I also want to write briefly on the Tribunal’s characterization of Donziger’s actions. The tribunal went to great lengths to explain the steps it took to try to secure Judge Zambrano’s testimony. But while it said it “would have wished to hear” Donziger’s testimony, it said it would have been “pointless” for the tribunal to invite him to testify, because as the “principal defendant in the RICO litigation,” he “clearly had other more pressing personal priorities than assisting this Tribunal as a witness.” I asked Donizger about this: if he had been invited, would he have testified? His answer was equivocal. He told me, “Whether or not I would have testified would have depended on a number of factors, but I should have been invited.”
The tribunal reviewed some of Donziger’s statements about pressuring the judges, and it noted that while there was “no justification for Mr. Donziger’s improper conduct,” perhaps it could be explained by an honest belief “that Chevron was misconducting itself in much the same way towards the Lago Agrio plaintiffs, and to greater effect.” This is my sense, too, from watching the outtakes. The problem is that, as Donziger admitted in his testimony in the RICO case, there was no evidence, aside from the LAPs’ unhappiness with some of the judge’s decisions, that Chevron bribed or pressured the judge.

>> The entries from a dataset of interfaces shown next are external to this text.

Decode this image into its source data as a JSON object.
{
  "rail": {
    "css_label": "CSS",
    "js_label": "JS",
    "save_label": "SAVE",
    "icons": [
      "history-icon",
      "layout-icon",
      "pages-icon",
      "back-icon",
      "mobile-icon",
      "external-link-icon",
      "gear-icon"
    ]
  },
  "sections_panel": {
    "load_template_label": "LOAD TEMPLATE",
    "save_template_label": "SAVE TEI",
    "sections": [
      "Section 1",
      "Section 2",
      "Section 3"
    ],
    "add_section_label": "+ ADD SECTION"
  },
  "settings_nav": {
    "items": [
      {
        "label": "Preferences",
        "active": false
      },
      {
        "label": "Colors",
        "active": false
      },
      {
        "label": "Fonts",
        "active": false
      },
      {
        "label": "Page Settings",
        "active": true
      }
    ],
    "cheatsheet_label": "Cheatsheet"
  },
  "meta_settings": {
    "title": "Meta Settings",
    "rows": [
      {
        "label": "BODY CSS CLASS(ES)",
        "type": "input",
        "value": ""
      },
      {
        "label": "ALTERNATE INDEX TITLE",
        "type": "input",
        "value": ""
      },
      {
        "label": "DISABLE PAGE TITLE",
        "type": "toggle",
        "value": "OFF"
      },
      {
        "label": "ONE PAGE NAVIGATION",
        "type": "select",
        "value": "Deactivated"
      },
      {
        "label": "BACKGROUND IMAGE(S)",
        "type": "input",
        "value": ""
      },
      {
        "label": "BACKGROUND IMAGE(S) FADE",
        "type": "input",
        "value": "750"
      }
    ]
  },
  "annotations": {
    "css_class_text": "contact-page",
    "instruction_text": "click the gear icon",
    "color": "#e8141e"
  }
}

What comes next? I presume that Chevron will seek confirmation of the award. It would be natural to seek confirmation in the United States, but watch out for a confirmation petition in Ecuador: this might be attractive to Chevron in today’s political climate because an Ecuadoran judgment confirming the award might give the Ecuadoran government a way, if it wants one, to suspend the Lago Agrio judgment’s effectiveness without violating the principle of the independence of the judiciary. I also presume that Ecuador will seek to vacate the award, but it will have to do so in the Netherlands.